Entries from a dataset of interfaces

----

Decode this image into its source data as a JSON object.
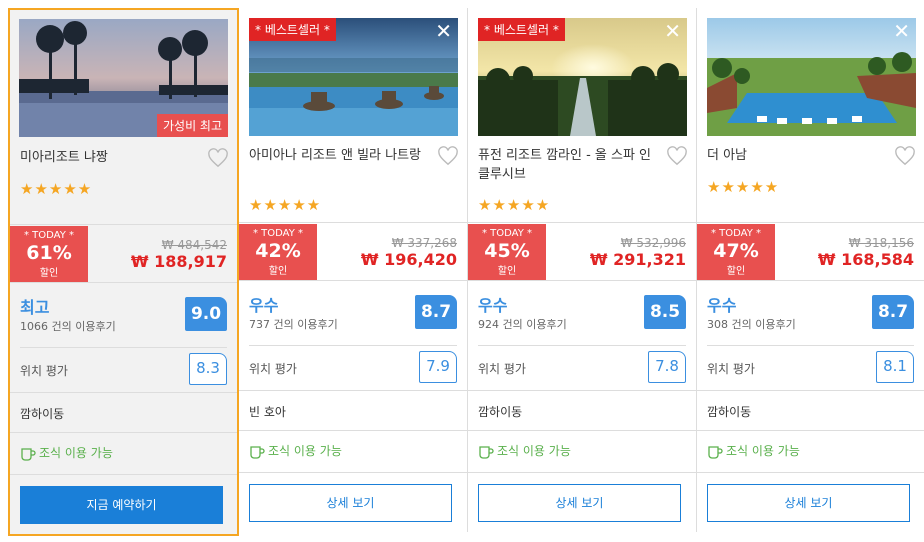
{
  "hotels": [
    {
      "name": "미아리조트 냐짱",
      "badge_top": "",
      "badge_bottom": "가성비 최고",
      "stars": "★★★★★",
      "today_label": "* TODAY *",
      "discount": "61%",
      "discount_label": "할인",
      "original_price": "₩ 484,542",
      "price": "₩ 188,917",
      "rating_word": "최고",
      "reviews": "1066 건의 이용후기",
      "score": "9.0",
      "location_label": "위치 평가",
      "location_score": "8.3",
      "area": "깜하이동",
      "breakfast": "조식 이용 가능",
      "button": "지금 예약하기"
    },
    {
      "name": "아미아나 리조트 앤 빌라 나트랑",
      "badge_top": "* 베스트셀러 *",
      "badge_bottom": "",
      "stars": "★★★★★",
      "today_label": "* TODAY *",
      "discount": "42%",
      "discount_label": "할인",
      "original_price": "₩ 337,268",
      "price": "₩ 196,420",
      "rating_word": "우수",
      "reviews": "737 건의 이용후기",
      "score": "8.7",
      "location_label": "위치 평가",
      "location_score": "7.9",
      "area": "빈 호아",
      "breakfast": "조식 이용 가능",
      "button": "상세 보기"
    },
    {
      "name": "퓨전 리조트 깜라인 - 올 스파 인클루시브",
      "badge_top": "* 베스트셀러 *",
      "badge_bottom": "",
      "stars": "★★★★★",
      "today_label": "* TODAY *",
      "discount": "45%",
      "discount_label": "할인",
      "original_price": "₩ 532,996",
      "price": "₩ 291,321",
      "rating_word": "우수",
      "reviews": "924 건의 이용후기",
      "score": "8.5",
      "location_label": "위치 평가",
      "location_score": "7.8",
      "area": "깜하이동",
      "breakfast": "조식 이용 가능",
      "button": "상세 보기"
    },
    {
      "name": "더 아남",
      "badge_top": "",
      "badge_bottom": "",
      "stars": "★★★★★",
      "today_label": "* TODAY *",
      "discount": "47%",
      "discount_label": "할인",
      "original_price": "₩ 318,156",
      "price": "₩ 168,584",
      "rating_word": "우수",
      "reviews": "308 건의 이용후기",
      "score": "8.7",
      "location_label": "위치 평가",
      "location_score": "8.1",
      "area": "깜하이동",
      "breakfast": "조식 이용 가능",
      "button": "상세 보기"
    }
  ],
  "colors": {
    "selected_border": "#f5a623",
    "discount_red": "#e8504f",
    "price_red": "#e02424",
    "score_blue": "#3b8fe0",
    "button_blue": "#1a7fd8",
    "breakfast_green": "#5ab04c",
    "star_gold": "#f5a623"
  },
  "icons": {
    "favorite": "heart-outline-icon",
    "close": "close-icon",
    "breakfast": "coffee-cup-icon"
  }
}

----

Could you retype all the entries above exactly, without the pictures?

» Solution to this problem
Decode this image into its source data as a JSON object.
{
  "hotels": [
    {
      "name": "미아리조트 냐짱",
      "badge_top": "",
      "badge_bottom": "가성비 최고",
      "stars": "★★★★★",
      "today_label": "* TODAY *",
      "discount": "61%",
      "discount_label": "할인",
      "original_price": "₩ 484,542",
      "price": "₩ 188,917",
      "rating_word": "최고",
      "reviews": "1066 건의 이용후기",
      "score": "9.0",
      "location_label": "위치 평가",
      "location_score": "8.3",
      "area": "깜하이동",
      "breakfast": "조식 이용 가능",
      "button": "지금 예약하기"
    },
    {
      "name": "아미아나 리조트 앤 빌라 나트랑",
      "badge_top": "* 베스트셀러 *",
      "badge_bottom": "",
      "stars": "★★★★★",
      "today_label": "* TODAY *",
      "discount": "42%",
      "discount_label": "할인",
      "original_price": "₩ 337,268",
      "price": "₩ 196,420",
      "rating_word": "우수",
      "reviews": "737 건의 이용후기",
      "score": "8.7",
      "location_label": "위치 평가",
      "location_score": "7.9",
      "area": "빈 호아",
      "breakfast": "조식 이용 가능",
      "button": "상세 보기"
    },
    {
      "name": "퓨전 리조트 깜라인 - 올 스파 인클루시브",
      "badge_top": "* 베스트셀러 *",
      "badge_bottom": "",
      "stars": "★★★★★",
      "today_label": "* TODAY *",
      "discount": "45%",
      "discount_label": "할인",
      "original_price": "₩ 532,996",
      "price": "₩ 291,321",
      "rating_word": "우수",
      "reviews": "924 건의 이용후기",
      "score": "8.5",
      "location_label": "위치 평가",
      "location_score": "7.8",
      "area": "깜하이동",
      "breakfast": "조식 이용 가능",
      "button": "상세 보기"
    },
    {
      "name": "더 아남",
      "badge_top": "",
      "badge_bottom": "",
      "stars": "★★★★★",
      "today_label": "* TODAY *",
      "discount": "47%",
      "discount_label": "할인",
      "original_price": "₩ 318,156",
      "price": "₩ 168,584",
      "rating_word": "우수",
      "reviews": "308 건의 이용후기",
      "score": "8.7",
      "location_label": "위치 평가",
      "location_score": "8.1",
      "area": "깜하이동",
      "breakfast": "조식 이용 가능",
      "button": "상세 보기"
    }
  ],
  "colors": {
    "selected_border": "#f5a623",
    "discount_red": "#e8504f",
    "price_red": "#e02424",
    "score_blue": "#3b8fe0",
    "button_blue": "#1a7fd8",
    "breakfast_green": "#5ab04c",
    "star_gold": "#f5a623"
  },
  "icons": {
    "favorite": "heart-outline-icon",
    "close": "close-icon",
    "breakfast": "coffee-cup-icon"
  }
}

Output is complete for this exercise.